And so the words of the prophet Isaiah above echoes from thousands of years past to speak to us with the same relevance and immediacy of the now, which is God’s lament over the distortion of the discipline of fasting by fraudulent spirituality. There is a coherent logic that threads through the period of Lent. It requires us to enter the discipline of turning inwardly, to look into our mortality and brokenness, the fleeting nature of our existence, our being mere “grass”, “dust” and “ash”, that in reflecting on our inadequacy and the fleeting nature of our existence we may be moved into repentance and liberation from our false self, which then moves us deeper into the transforming forgiveness of God and be outwardly moved into participation in the ongoing work of the kingdom in the world.
The prophet Isaiah reorients us to the true purpose of fasting: and that is, to free us from our false self that, in our authenticity, we may live into the presence of God’s reign that already is here in our midst and truly participate in its active work bringing the love and presence of Jesus in every space that we inhabit. Thus we see everything that the prophet Isaiah prescribes as antithetical to all of the many faces of the false self. Instead, he calls us to God’s true desire for us: to live a life that gives of the self for the sake of others, to be a part of all that seeks to loose the bonds of injustice, the things that undo the thongs of the yoke, work that set the oppressed free, to share the bread with the hungry, to bring the homeless to your house, covering the naked, and all that prevents us from alienating ourselves from our neighbors and from the good earth.d
On February 15, 2019, the New York times reported that Ruth Knight, the Church of England’s environmental policy officer, had asked its adherents, and broadly to all, to add a new culprit to the list of ills they forsake as penance even for the short 6 weeks of Lent as penance.
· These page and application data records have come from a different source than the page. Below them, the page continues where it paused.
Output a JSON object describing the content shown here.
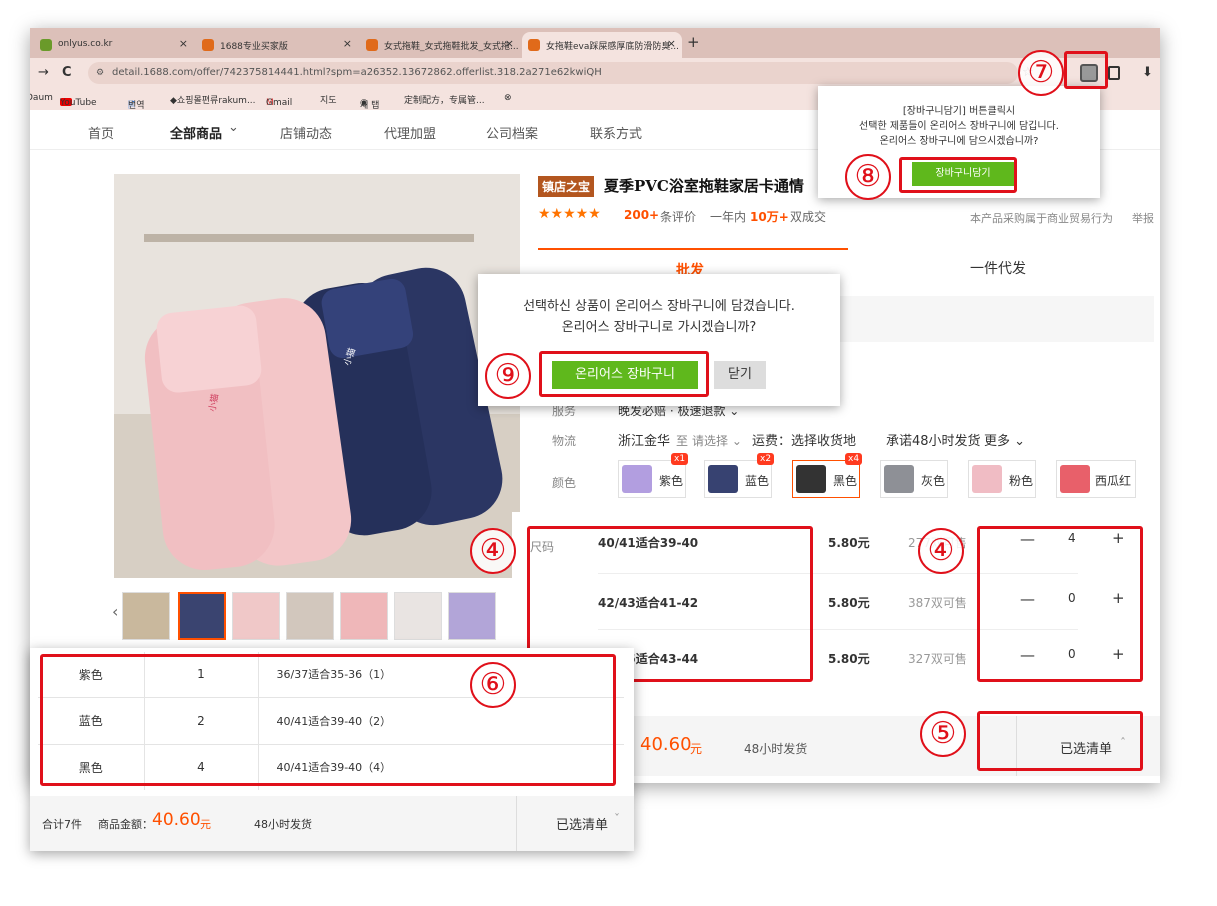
{
  "browser": {
    "tabs": [
      "onlyus.co.kr",
      "1688专业买家版",
      "女式拖鞋_女式拖鞋批发_女式拖...",
      "女拖鞋eva踩屎感厚底防滑防臭..."
    ],
    "url": "detail.1688.com/offer/742375814441.html?spm=a26352.13672862.offerlist.318.2a271e62kwiQH",
    "new_tab_symbol": "+",
    "close_symbol": "×",
    "nav_back": "→",
    "nav_reload": "C",
    "star": "☆",
    "download": "⬇",
    "bookmarks": [
      "Daum",
      "YouTube",
      "번역",
      "◆쇼핑몰편류rakum...",
      "Gmail",
      "지도",
      "새 탭",
      "定制配方，专属管...",
      "⊗"
    ]
  },
  "shop_nav": {
    "items": [
      "首页",
      "全部商品",
      "店铺动态",
      "代理加盟",
      "公司档案",
      "联系方式"
    ],
    "chevron": "⌄"
  },
  "product": {
    "badge": "镇店之宝",
    "title": "夏季PVC浴室拖鞋家居卡通情",
    "stars": "★★★★★",
    "reviews_count": "200+",
    "reviews_label": "条评价",
    "sales_prefix": "一年内",
    "sales_count": "10万+",
    "sales_suffix": "双成交",
    "trade_note": "本产品采购属于商业贸易行为",
    "report": "举报",
    "brand_text": "小猫"
  },
  "tabs": {
    "wholesale": "批发",
    "dropship": "一件代发"
  },
  "options": {
    "service_label": "服务",
    "service_value": "晚发必赔 · 极速退款 ⌄",
    "logistics_label": "物流",
    "logistics_from": "浙江金华",
    "logistics_to": "至",
    "logistics_select": "请选择 ⌄",
    "freight": "运费：选择收货地",
    "promise": "承诺48小时发货",
    "more": "更多 ⌄",
    "color_label": "颜色",
    "size_label": "尺码"
  },
  "colors": [
    {
      "name": "紫色",
      "badge": "x1"
    },
    {
      "name": "蓝色",
      "badge": "x2"
    },
    {
      "name": "黑色",
      "badge": "x4"
    },
    {
      "name": "灰色",
      "badge": ""
    },
    {
      "name": "粉色",
      "badge": ""
    },
    {
      "name": "西瓜红",
      "badge": ""
    }
  ],
  "sizes": [
    {
      "name": "40/41适合39-40",
      "price": "5.80元",
      "stock": "277双可售",
      "qty": "4"
    },
    {
      "name": "42/43适合41-42",
      "price": "5.80元",
      "stock": "387双可售",
      "qty": "0"
    },
    {
      "name": "44/45适合43-44",
      "price": "5.80元",
      "stock": "327双可售",
      "qty": "0"
    }
  ],
  "stepper": {
    "minus": "—",
    "plus": "+"
  },
  "footer": {
    "amount": "40.60",
    "unit": "元",
    "ship": "48小时发货",
    "list": "已选清单",
    "caret": "ˆ"
  },
  "popup_small": {
    "lines": [
      "[장바구니담기] 버튼클릭시",
      "선택한 제품들이 온리어스 장바구니에 담깁니다.",
      "온리어스 장바구니에 담으시겠습니까?"
    ],
    "button": "장바구니담기"
  },
  "popup_main": {
    "lines": [
      "선택하신 상품이 온리어스 장바구니에 담겼습니다.",
      "온리어스 장바구니로 가시겠습니까?"
    ],
    "go": "온리어스 장바구니",
    "close": "닫기"
  },
  "panel": {
    "rows": [
      {
        "color": "紫色",
        "qty": "1",
        "size": "36/37适合35-36（1）"
      },
      {
        "color": "蓝色",
        "qty": "2",
        "size": "40/41适合39-40（2）"
      },
      {
        "color": "黑色",
        "qty": "4",
        "size": "40/41适合39-40（4）"
      }
    ],
    "total_label": "合计7件",
    "amount_label": "商品金额：",
    "amount": "40.60",
    "unit": "元",
    "ship": "48小时发货",
    "list": "已选清单",
    "caret": "ˇ"
  },
  "markers": {
    "m4a": "④",
    "m4b": "④",
    "m5": "⑤",
    "m6": "⑥",
    "m7": "⑦",
    "m8": "⑧",
    "m9": "⑨"
  },
  "colors_theme": {
    "accent": "#e0101a",
    "green": "#5fb81c",
    "orange": "#ff5000",
    "tabbar": "#dcc0b9"
  }
}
One of the “Five Marks of Mission” that the Church of England lists in describing its purpose is “environmental stewardship to safeguard the integrity of creation.” Specifically, the church wants people to avoid the plastic consumer products and packaging that have become a major environmental problem, polluting oceans and rivers, fouling beaches, killing wildlife and clogging landfills. They found a practical application for their mission purpose – one the was not aimed at its institutional preservation, but in the care for the sake of God’s creation.
Are you fasting for yourself this Lenten season? Or, are you fasting for others, and for the earth?
1 thought on “Fasting? From What?”
Father Chag, OSA once said that fasting from meat is irrelevant in poverty stricken areas like the Philippines where people seldom eat meat. He suggested to give up something and use it to help the needy.